As I mentioned previously, I had an awesome pregnancy but I was worried throughout that something terrible was going to happen. I think that stopped me from focussing on what could go wrong or change with regards to the birth and also i didn’t give any thoughts as to how I would feel following the birth. I thought it would just be a blur of newborn bliss, breastfeeding and nappies. Which it was to an extent. Peter stayed off work for a week following Frankie’s arrival, which for a chef is quite a big deal as he was going to take a few days a week over the first few weeks to prolong his paternity. But after the c section I needed him, emotionally and physically. I didn’t dare change a nappy until Frankie was 6 days old, I was just a feeding machine.
Breastfeeding was amazing at first. I absolutely loved it, the feeling of closeness and the fact that my body was responsible for nurturing my baby, it was incredible. There was a bit of pain of course but that was bearable once he was properly feeding, there were never really any latch issues. But then when he was just over a week old every time he latched I screamed and I was dreading each feed, and then in the middle of the night he went to latch on and got a face full of blood. The poor little bugger was as shocked as I was and Peter was horrified. I started expressing which was considerably less painful and was topping him up with formula which was fine for a few days. I had been checked out for an infection and the midwives assumed it was thrush in my nipples; I had no idea this was a thing, another horrible side effect no one warns you of! The GP was less than helpful, seemed embarrassed to look at my boobs and gave me some cream, which was useless as the midwife felt it was deep set and so needed antibiotics but they wouldn’t be told! During this time I had been feeling really “off” I can’t really describe it any better than that but put it down to being tired and my body having gone through quite a trauma. It turned out I also had an infection in my c section that had opened a bit (nice!) and I was given double penicillin. I wasn’t keen on the idea of passing that onto Frankie so I switched him to full formula and carried on pumping and dumping with the plan to resume feeding when my antibiotics were finished. Sadly, this was not to be, for some unknown reason my milk supply reduced dramatically and then pretty much fully stopped over the course of 72 hours. The midwives, health visitors and GP’s are still baffled as to that one. Which of course helped my feelings on it all.
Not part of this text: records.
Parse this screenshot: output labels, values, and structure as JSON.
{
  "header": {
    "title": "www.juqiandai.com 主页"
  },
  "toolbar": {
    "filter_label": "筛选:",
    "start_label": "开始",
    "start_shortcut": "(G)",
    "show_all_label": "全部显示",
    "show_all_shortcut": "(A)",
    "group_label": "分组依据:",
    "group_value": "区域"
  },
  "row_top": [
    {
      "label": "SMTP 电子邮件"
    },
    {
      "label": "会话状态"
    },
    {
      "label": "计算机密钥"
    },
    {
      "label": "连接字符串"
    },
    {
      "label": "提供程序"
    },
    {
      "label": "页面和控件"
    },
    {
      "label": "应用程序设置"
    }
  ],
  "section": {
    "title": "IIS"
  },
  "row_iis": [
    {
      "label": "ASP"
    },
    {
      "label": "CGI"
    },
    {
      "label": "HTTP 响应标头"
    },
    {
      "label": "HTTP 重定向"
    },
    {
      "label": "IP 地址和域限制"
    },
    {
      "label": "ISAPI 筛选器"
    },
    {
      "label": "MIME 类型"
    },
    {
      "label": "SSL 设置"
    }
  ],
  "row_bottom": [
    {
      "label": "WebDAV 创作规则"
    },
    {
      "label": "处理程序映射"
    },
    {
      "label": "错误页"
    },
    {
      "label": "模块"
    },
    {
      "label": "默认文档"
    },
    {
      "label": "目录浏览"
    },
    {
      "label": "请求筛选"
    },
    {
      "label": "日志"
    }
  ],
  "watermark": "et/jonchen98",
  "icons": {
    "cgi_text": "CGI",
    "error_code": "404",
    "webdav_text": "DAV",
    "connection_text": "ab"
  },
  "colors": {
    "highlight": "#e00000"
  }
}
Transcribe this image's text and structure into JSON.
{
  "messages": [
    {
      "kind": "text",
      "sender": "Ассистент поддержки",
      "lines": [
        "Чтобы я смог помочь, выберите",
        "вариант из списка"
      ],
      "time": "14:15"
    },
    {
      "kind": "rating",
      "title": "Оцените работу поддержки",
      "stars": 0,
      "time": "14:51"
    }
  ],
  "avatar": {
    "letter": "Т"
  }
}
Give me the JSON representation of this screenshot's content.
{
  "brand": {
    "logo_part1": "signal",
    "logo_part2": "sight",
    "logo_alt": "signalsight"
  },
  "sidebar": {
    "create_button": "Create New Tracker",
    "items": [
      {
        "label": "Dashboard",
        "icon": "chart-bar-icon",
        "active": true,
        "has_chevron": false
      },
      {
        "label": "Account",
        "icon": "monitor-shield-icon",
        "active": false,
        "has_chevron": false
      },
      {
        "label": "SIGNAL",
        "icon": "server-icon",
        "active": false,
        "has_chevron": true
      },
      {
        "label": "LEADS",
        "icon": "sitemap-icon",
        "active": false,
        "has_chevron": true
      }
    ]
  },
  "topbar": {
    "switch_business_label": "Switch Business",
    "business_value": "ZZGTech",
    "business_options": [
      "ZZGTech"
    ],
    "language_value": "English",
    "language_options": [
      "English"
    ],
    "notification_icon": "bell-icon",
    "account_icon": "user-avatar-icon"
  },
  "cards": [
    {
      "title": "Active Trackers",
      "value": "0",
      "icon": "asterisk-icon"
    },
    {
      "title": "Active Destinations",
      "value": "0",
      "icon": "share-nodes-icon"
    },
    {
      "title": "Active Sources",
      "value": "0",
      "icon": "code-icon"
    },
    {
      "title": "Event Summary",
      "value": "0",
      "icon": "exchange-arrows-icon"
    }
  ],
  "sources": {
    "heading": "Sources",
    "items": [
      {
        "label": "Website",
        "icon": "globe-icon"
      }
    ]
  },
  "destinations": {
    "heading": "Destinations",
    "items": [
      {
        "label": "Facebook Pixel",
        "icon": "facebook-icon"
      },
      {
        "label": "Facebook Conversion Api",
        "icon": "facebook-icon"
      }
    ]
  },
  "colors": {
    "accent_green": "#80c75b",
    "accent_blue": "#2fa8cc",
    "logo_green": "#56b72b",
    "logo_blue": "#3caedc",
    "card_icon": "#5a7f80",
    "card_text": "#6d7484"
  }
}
I was devastated to say the least that I was a failure. My body had failed me in giving birth to my little boy and now it was failing me in feeding him. I think this must be the point that the baby blues turned a darker shade and I started to emotionally detach from Frankie and everyone else. It’s taken me so long to even be able to talk about those first few weeks without breaking down into tears.
I’m still coming to terms with it all and certainly just writing this had helped, yet another essay, sorry! I kept getting such conflicting advice from the midwives and GP’s which was so hard and finally having one wonderful midwife and more recently one great GP tell me that formula was not poison and was now formulated very closely to breast milk (this is information passed to me, I don’t want the boob nazis on my back) so that really babies are all perfect however they are fed.
I think the whole “normalise breastfeeding” has become something of a sticking point in that breastfeeding IS normal, formula feeding mums are made to feel like shit before the baby even comes along and we need to push to encourage and support mums no matter how they choose to feed. We should als remember that sometimes the choice is taken from us and a bit of sensitivity wouldn’t go amiss. The stranger telling me that formula was as bad for my 3 week old as McDonalds was really helpful. You dick.
I feel better now, well done if you actually read all this. Here’s a medal for you 🏅